Operating the scope remotely is a whole other deal. I use ASCOM as my LesveDome driver requires POTH to function properly. I have constant problems Parking and Unparking the scope in this configuration. Frequently I will simply use the "hand pad" in the Autostar software and then move the dome manually to where the scope is pointing.

I hope this gives you some help.

#7 Lorence

Lorence

    Viking 1

  • -----
  • Posts: 851
  • Joined: 15 Sep 2008

Posted 21 June 2013 - 01:50 PM

Are there any other failures other than a runaway that could cause damage?


You can shut down the system and forget to power down the mount. It will run until it bottoms out and keep running. I did that once and got away with it. Reconfigured the system power so that the mount will always power down.

You have to plan for something going wrong eventually, no matter how many people tell you they have not had a problem.

I never had a runaway until I had a runaway. In my case I can see and hear what is going on in the observatory and if all else fails I can power the entire setup down buy simply unplugging two UPS units in my house.

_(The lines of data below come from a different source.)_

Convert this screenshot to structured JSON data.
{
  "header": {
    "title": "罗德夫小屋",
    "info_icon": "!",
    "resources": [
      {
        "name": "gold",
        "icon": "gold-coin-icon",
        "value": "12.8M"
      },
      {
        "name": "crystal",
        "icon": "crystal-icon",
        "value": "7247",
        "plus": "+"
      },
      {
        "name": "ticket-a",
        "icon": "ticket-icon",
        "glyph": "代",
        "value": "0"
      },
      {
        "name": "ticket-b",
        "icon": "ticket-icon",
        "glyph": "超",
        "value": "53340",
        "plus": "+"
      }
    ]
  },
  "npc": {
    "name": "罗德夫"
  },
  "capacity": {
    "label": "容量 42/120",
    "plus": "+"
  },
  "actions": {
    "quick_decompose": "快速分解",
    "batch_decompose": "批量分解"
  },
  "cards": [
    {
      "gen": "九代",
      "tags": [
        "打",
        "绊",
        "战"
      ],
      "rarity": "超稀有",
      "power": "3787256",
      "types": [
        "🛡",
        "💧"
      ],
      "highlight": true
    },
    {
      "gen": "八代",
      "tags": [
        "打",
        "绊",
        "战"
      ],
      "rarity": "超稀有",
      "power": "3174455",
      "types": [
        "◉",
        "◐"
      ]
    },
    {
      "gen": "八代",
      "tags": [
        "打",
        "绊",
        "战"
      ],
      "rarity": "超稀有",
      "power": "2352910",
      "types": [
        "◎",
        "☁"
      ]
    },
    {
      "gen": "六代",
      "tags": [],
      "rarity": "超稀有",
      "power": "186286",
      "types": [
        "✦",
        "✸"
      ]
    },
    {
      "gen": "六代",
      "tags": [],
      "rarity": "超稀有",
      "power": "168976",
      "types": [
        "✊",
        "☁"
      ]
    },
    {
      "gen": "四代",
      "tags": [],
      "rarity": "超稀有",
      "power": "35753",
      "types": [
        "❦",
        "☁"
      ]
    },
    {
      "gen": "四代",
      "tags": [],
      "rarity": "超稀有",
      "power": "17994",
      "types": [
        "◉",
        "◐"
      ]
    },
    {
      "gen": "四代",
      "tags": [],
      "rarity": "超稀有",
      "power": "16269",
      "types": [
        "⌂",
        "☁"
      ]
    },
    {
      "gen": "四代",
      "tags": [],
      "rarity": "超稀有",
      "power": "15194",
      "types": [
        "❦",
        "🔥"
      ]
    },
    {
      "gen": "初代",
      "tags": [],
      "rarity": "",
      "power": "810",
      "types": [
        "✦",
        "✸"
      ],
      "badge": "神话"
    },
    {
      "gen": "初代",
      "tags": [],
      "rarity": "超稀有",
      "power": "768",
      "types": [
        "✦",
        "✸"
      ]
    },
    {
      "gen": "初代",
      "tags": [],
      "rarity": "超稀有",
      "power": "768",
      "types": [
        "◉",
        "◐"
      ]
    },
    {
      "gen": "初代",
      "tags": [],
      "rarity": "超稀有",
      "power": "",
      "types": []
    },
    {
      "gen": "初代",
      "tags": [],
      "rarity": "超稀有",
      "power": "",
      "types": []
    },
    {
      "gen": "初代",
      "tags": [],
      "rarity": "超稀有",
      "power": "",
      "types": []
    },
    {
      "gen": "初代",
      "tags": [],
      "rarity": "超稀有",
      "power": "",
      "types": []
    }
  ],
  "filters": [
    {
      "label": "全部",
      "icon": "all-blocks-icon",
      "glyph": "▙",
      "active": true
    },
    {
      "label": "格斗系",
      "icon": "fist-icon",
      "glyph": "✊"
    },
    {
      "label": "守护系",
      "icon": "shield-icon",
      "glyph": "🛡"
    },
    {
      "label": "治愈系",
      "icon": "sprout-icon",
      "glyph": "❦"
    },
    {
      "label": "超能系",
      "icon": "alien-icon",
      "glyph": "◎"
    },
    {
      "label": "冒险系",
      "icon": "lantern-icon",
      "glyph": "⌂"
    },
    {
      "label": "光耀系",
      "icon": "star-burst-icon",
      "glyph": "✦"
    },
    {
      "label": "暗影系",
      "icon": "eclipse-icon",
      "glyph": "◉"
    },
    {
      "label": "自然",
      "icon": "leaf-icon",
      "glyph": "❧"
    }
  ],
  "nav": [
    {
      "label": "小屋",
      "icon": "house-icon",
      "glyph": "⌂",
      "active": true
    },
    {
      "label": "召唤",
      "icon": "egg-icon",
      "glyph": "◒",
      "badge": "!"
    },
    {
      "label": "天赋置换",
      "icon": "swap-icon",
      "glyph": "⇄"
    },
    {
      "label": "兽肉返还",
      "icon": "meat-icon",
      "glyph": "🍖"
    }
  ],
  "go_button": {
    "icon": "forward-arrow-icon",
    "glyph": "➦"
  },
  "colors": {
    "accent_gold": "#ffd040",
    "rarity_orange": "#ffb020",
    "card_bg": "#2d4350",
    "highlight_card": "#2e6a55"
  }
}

Setting up a remote system is easy, setting up a reliable remote system isn't.

#8 Mittag56

Mittag56

    Mariner 2

  • *****
  • Posts: 236
  • Joined: 08 Jul 2009
  • Loc: West Amboy, N.Y.

Posted 21 June 2013 - 03:50 PM

My LX200 10 inch is 15 feet away and I have to use kill switch...I purchased one of those rf remote power switches...and keep it in my hand....only had to use a couple times..but easyer than tripping over stuff to get to extension cords...would love to monitor with a camera or better yet wire on some switches..

#9 nitegeezer

nitegeezer

    Apollo

  • *****
  • Moderators
  • Posts: 1291
  • Joined: 27 Nov 2007

Posted 24 June 2013 - 01:58 PM

I was just looking at DigiKey and they sell a variety of breakers at fairly low current ratings. The power supply current when tracking should be fairly low. If I were to measure the current when the scope is manually slewing at 8X, and then add a circuit breaker that would trip just above this current, is there any known failure that this would not catch? I know I would have to include a bypass switch for when I was changing objects and thus slewing at a rate higher than 8X, but during photos where I would like to step away from the scope I think this would provide the necessary protection. Motors when stalled at the hard stop should draw a lot of current, more that high speed slewing, so I guess the question is whether the breaker would trip faster than human reaction time. Am I missing something?






Cloudy Nights LLC
Cloudy Nights Sponsor: Astronomics